## [PROBLEM TO SOLVE]
Line by line, write out the material exactly.

## [INFORMATION]

Segment Open

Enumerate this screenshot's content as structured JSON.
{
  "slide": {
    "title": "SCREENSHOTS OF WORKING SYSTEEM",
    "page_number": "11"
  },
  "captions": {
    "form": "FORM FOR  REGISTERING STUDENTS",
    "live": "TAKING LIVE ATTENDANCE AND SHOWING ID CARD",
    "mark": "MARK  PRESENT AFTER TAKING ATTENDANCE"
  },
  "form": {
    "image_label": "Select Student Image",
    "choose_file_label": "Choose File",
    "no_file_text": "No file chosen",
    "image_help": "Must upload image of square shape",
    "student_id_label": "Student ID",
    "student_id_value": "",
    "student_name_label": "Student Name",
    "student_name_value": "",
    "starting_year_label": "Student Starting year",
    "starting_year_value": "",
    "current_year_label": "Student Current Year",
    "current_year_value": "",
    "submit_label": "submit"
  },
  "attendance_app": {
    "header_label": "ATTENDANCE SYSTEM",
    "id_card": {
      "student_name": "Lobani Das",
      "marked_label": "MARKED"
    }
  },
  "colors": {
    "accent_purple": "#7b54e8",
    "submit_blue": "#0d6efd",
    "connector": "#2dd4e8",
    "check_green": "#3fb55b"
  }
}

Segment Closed

## [RESPONSE TO THE EXERCISE]
Enumerate this screenshot's content as structured JSON.
{
  "slide": {
    "title": "SCREENSHOTS OF WORKING SYSTEEM",
    "page_number": "11"
  },
  "captions": {
    "form": "FORM FOR  REGISTERING STUDENTS",
    "live": "TAKING LIVE ATTENDANCE AND SHOWING ID CARD",
    "mark": "MARK  PRESENT AFTER TAKING ATTENDANCE"
  },
  "form": {
    "image_label": "Select Student Image",
    "choose_file_label": "Choose File",
    "no_file_text": "No file chosen",
    "image_help": "Must upload image of square shape",
    "student_id_label": "Student ID",
    "student_id_value": "",
    "student_name_label": "Student Name",
    "student_name_value": "",
    "starting_year_label": "Student Starting year",
    "starting_year_value": "",
    "current_year_label": "Student Current Year",
    "current_year_value": "",
    "submit_label": "submit"
  },
  "attendance_app": {
    "header_label": "ATTENDANCE SYSTEM",
    "id_card": {
      "student_name": "Lobani Das",
      "marked_label": "MARKED"
    }
  },
  "colors": {
    "accent_purple": "#7b54e8",
    "submit_blue": "#0d6efd",
    "connector": "#2dd4e8",
    "check_green": "#3fb55b"
  }
}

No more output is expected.